Global ceasefire for us is a call, not just to quit wasting human resources and ingenuity in the business of killing, but a call to set aside grievances large and small—within families, our communities, to cross borders of  race and  class, of clan, tribe and ability, religion and gender; to let go of those grievances as less important than our life together on this planet.  There is no return to normal; our future has been severred from the past. The brutality of competition that scars the body of neoliberalism must be replaced with a political culture of co-operation. We haven’t been very good at this for a long time; we must learn how to do so now. 

Indian novelist, Arundhati Roy, calls the pandemic ‘a portal, a gateway between one world and the next’; that this is what pandemics do—forcing a break with the past, so that a new world can be imagined.  It is our choice.  What will we choose?

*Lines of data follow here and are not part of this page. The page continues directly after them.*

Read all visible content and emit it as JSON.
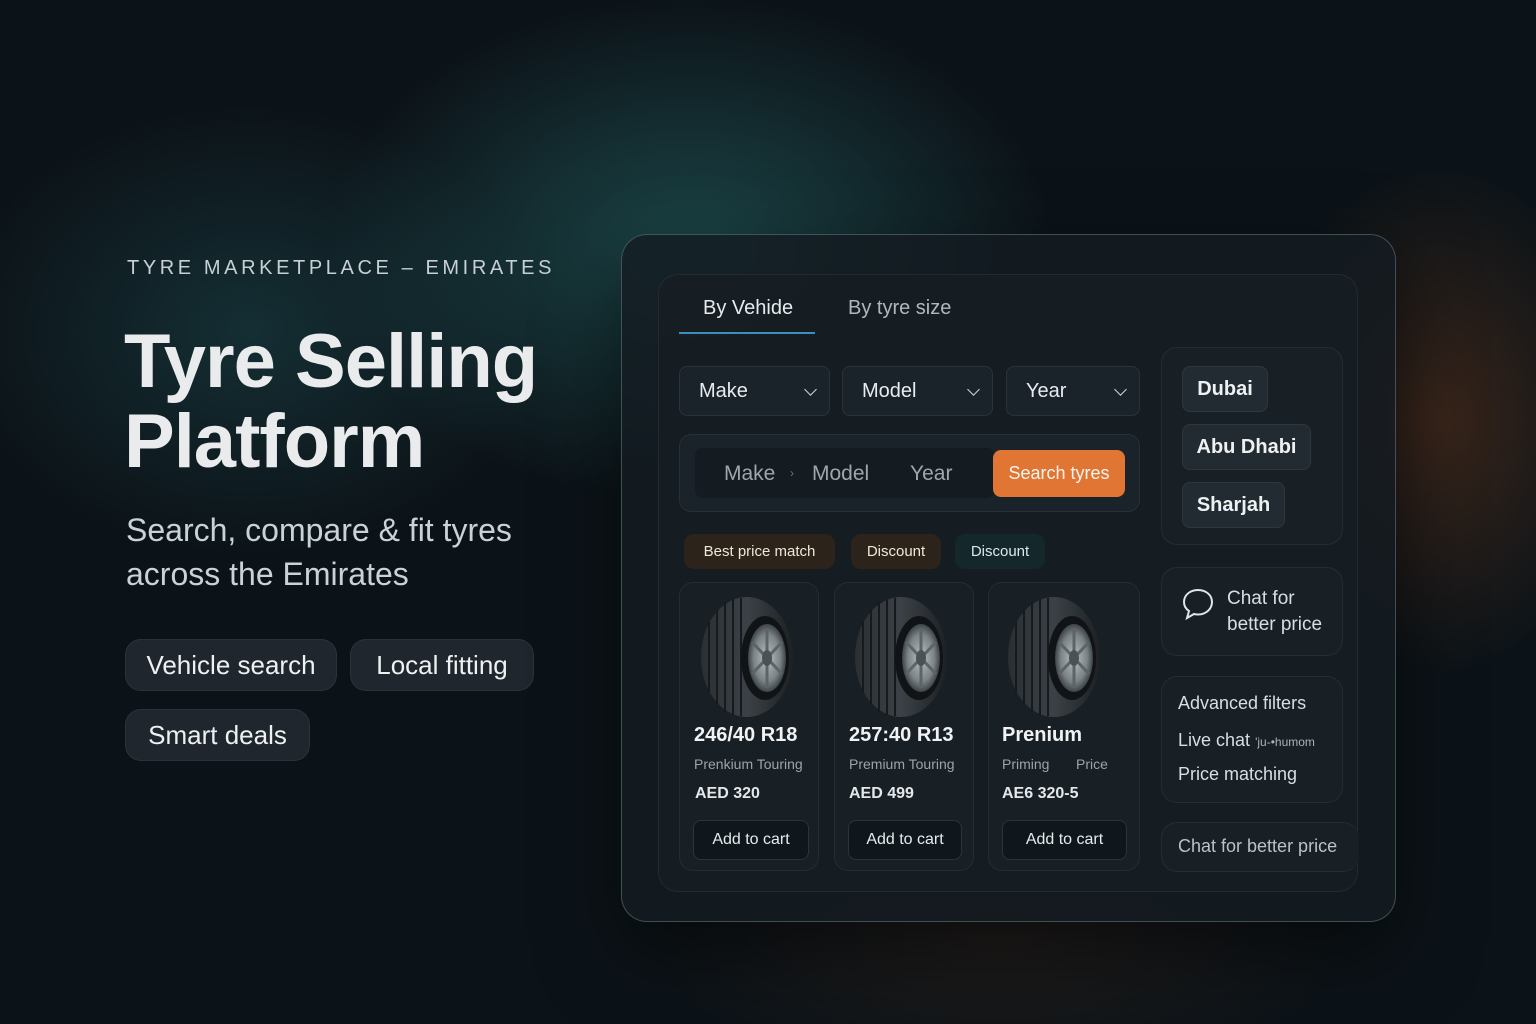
{
  "hero": {
    "eyebrow": "TYRE MARKETPLACE – EMIRATES",
    "title": "Tyre Selling Platform",
    "subtitle": "Search, compare & fit tyres across the Emirates",
    "features": [
      "Vehicle search",
      "Local fitting",
      "Smart deals"
    ]
  },
  "tabs": [
    {
      "label": "By Vehide",
      "active": true
    },
    {
      "label": "By tyre size",
      "active": false
    }
  ],
  "selects": [
    {
      "label": "Make"
    },
    {
      "label": "Model"
    },
    {
      "label": "Year"
    }
  ],
  "search": {
    "make": "Make",
    "separator": "›",
    "model": "Model",
    "year": "Year",
    "button": "Search tyres"
  },
  "badges": [
    "Best price match",
    "Discount",
    "Discount"
  ],
  "products": [
    {
      "size": "246/40 R18",
      "type": "Prenkium Touring",
      "type_extra": "",
      "price": "AED 320",
      "button": "Add to cart"
    },
    {
      "size": "257:40 R13",
      "type": "Premium Touring",
      "type_extra": "",
      "price": "AED 499",
      "button": "Add to cart"
    },
    {
      "size": "Prenium",
      "type": "Priming",
      "type_extra": "Price",
      "price": "AE6 320-5",
      "button": "Add to cart"
    }
  ],
  "locations": [
    "Dubai",
    "Abu Dhabi",
    "Sharjah"
  ],
  "chat_card": {
    "line1": "Chat for",
    "line2": "better price",
    "icon": "chat-bubble-icon"
  },
  "features_list": [
    "Advanced filters",
    "Live chat",
    "Price matching"
  ],
  "live_chat_suffix": "'ju-•humom",
  "chat_footer": "Chat for better price",
  "colors": {
    "accent": "#e07534",
    "tab_underline": "#3a8ec0",
    "background": "#0c1318"
  }
}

‘We can choose to walk through it, dragging the carcasses of our prejudice and hatred, our avarice, our data banks and dead ideas, our dead rivers and smoky skies behind us. Or we can walk through lightly, with little luggage, ready to imagine another world. And ready to fight for it.’  

Dear Partners in Peace:

You can change the world.  You’ve been doing it for awhile now.  What are you thinking? What are you writing? What are you doing? 

Please share your stories on the Partera International Facebook page or by e-mail for posting on the Partera website.

What is the opening, no matter how small or how overwhelmingly large, that invites you to walk in, to make a difference, to help steer us into another world? 

What are your resources, your toolboxes, your wellsprings?

Remember the web of connection that we would weave at the end of a training? What new threads can we create, what old ones can we strengthen and renew for co-operative action?

I am conscious that this piece of writing began with Mothers’ Day and US poet, Julia Ward Howe’s Proclamation; that concludes in these days of Black Lives Matter, of the Movement for Black Lives and demands to defund, redirect funds away from militarised police to social work, poverty alleviation, job creation, mental health and education. Her challenge belongs to all of us. Julia’s Day got tamed; let’s not get tamed.  You, we can change the world.

[i] Cited in Canadian currency.
[ii] A stirring together of Martin Luther King, Jr’s ‘internal violence of spirit’ and Algerian-born Camus’ insistence that La Peste, the plague has its interior counterpart that, untended, threatens metaphysical death.


Muslim-Christian Trainings
Mindanao / Philippines Conflict Transformation
San Cristobal de las Casas, Chiapas, Mexico
Sudan third party non-violence intervention